The first night they arrive students from the MBA, Global Executive MBA (GEMBA), and alumni form teams of up to eight. They are briefed on the challenges that lie ahead, the objectives they must achieve, and of course the safety procedures they must follow to cover the vast distance during the three days. Then they depart.
It’s all about team building and developing your leadership style. It’s about finding out who you are when you’re put under pressure and discovering your strengths and weaknesses.
“It’s not an ordinary class, to say the least,” explains Mayuko Kawata (pictured below), a current MBA student at CEIBS and participant of the Gobi Desert module, “we really didn’t know what we were getting into.”
Learning to work as a team
Leaders like to win. But success on this particular module doesn’t just depend on being first across the finish line.
Mayuko explains that there are different challenges throughout that add to your points. They involve collaborating with other teams, as well as aspects of investment game theory.
She says that you have to decide whether to invest in your own team or place your bets on your peers. You receive points based on the success of your bets.
“You learn things that are completely different from the classroom setting as the mask doesn’t really come off in the classroom,” Mayuko says.
“I had a medical emergency on the first day and was told that if the same thing happened on the second or third day I’d be eliminated from the race.
“In a normal setting I might not have been so dependent on my teammates, but when you’re in a setting where you might be eliminated or taken out of the race, you kind of succumb to that feeling and learn to depend on your teammates and work as a team.”
Thinking like a leader
Mayuko says the module forces you to read your teammates non-verbal communication signs. By understanding their body language, or facial expressions, you realize how people communicate in different ways and can look for signs of discomfort or unease.
“Some people aren’t as vocal about the pain or what their body conditions are,” she explains. “We had one of the girls in our team almost pass out on third day, but she didn’t mention it until the very last minute.
“If you are a leader you would think, if this was a business setting, it would be equivalent of someone on the verge of a breakdown or leaving your organization, and they might not be vocal about it until they’re at that point that they’ve decided they want to quit.”
This makes you more aware of the impact of your decisions on your teammates, Mayuko explains. If you treat your team like an organization, how do you keep your employees happy?
Learning from MBA alumni
The MBA students were grouped together on the Gobi Desert module, and the participants from the Global Executive MBA (GEMBA) and alumni were joined together.
Mayuko says that it became apparent very early on how competitive the alumni were.

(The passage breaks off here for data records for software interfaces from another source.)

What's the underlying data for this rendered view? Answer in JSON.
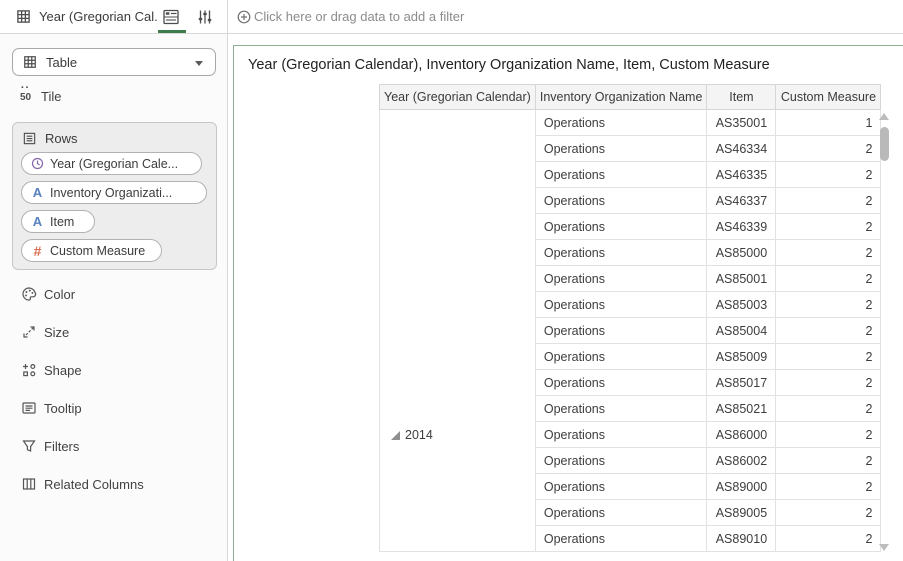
{
  "topbar": {
    "grammar_tab_title": "Year (Gregorian Cal...",
    "filter_placeholder": "Click here or drag data to add a filter"
  },
  "sidebar": {
    "viz_type_selector": {
      "value": "Table"
    },
    "tile": {
      "icon_number": "50",
      "label": "Tile"
    },
    "rows_section": {
      "label": "Rows",
      "pills": [
        {
          "type": "time",
          "label": "Year (Gregorian Cale..."
        },
        {
          "type": "attribute",
          "label": "Inventory Organizati..."
        },
        {
          "type": "attribute",
          "label": "Item"
        },
        {
          "type": "measure",
          "label": "Custom Measure"
        }
      ]
    },
    "items": [
      {
        "label": "Color"
      },
      {
        "label": "Size"
      },
      {
        "label": "Shape"
      },
      {
        "label": "Tooltip"
      },
      {
        "label": "Filters"
      },
      {
        "label": "Related Columns"
      }
    ]
  },
  "main": {
    "title": "Year (Gregorian Calendar), Inventory Organization Name, Item, Custom Measure",
    "table": {
      "columns": [
        "Year (Gregorian Calendar)",
        "Inventory Organization Name",
        "Item",
        "Custom Measure"
      ],
      "year_group": "2014",
      "rows": [
        {
          "org": "Operations",
          "item": "AS35001",
          "measure": "1"
        },
        {
          "org": "Operations",
          "item": "AS46334",
          "measure": "2"
        },
        {
          "org": "Operations",
          "item": "AS46335",
          "measure": "2"
        },
        {
          "org": "Operations",
          "item": "AS46337",
          "measure": "2"
        },
        {
          "org": "Operations",
          "item": "AS46339",
          "measure": "2"
        },
        {
          "org": "Operations",
          "item": "AS85000",
          "measure": "2"
        },
        {
          "org": "Operations",
          "item": "AS85001",
          "measure": "2"
        },
        {
          "org": "Operations",
          "item": "AS85003",
          "measure": "2"
        },
        {
          "org": "Operations",
          "item": "AS85004",
          "measure": "2"
        },
        {
          "org": "Operations",
          "item": "AS85009",
          "measure": "2"
        },
        {
          "org": "Operations",
          "item": "AS85017",
          "measure": "2"
        },
        {
          "org": "Operations",
          "item": "AS85021",
          "measure": "2"
        },
        {
          "org": "Operations",
          "item": "AS86000",
          "measure": "2"
        },
        {
          "org": "Operations",
          "item": "AS86002",
          "measure": "2"
        },
        {
          "org": "Operations",
          "item": "AS89000",
          "measure": "2"
        },
        {
          "org": "Operations",
          "item": "AS89005",
          "measure": "2"
        },
        {
          "org": "Operations",
          "item": "AS89010",
          "measure": "2"
        }
      ]
    }
  },
  "colors": {
    "accent_green": "#3e7d4b",
    "selected_viz_border": "#8fac91",
    "time_icon": "#8568aa",
    "attribute_icon": "#5780be",
    "measure_icon": "#dd6b4d"
  }
}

“We have a lot to learn from them, because the MBAs tend to look at is as a test that needs to be completed. Out attitude was done is better than perfect, but they were very serious about devising strategy and thinking of it as a real learning experience.
“If you don’t give your 100% you don’t really get the full learning experience, and they were a living example of that.”
EJ, a CEIBS MBA graduate from 2010, says is was one of the best modules he has been a part of.
He says his team was the most aggressive and competitive, and it became very apparent to him as well that those who had already graduated from CEIBS approached the module with a winner takes all mentality.
He also admits that for alumni, though they’ve graduated and occupy management positions around the world, there are some strong learning curves.
“The second day was the longest stretch, and you could see how people react when they are really exhausted, pushed into a corner. You can see how they would make decisions, so that brings out a very good part of leadership.”
EJ has almost 10 years’ experience post-MBA. He’s been in positions where he’s had to make tough decisions at work, but says when you’re forced to, and it’s part of the framework of the module, it comes down to one simple thing: If you know your objective your decisions will be easier to make.
And 10 years on, the MBA keeps giving.
“CEIBS has been a great school for me,” EJ says. “I not only changed my industry post-MBA, but my salary has gone up nearly five times what I earned before.
“CEIBS opened up my mind about the world and China and I would say that is instrumental in where I am today.”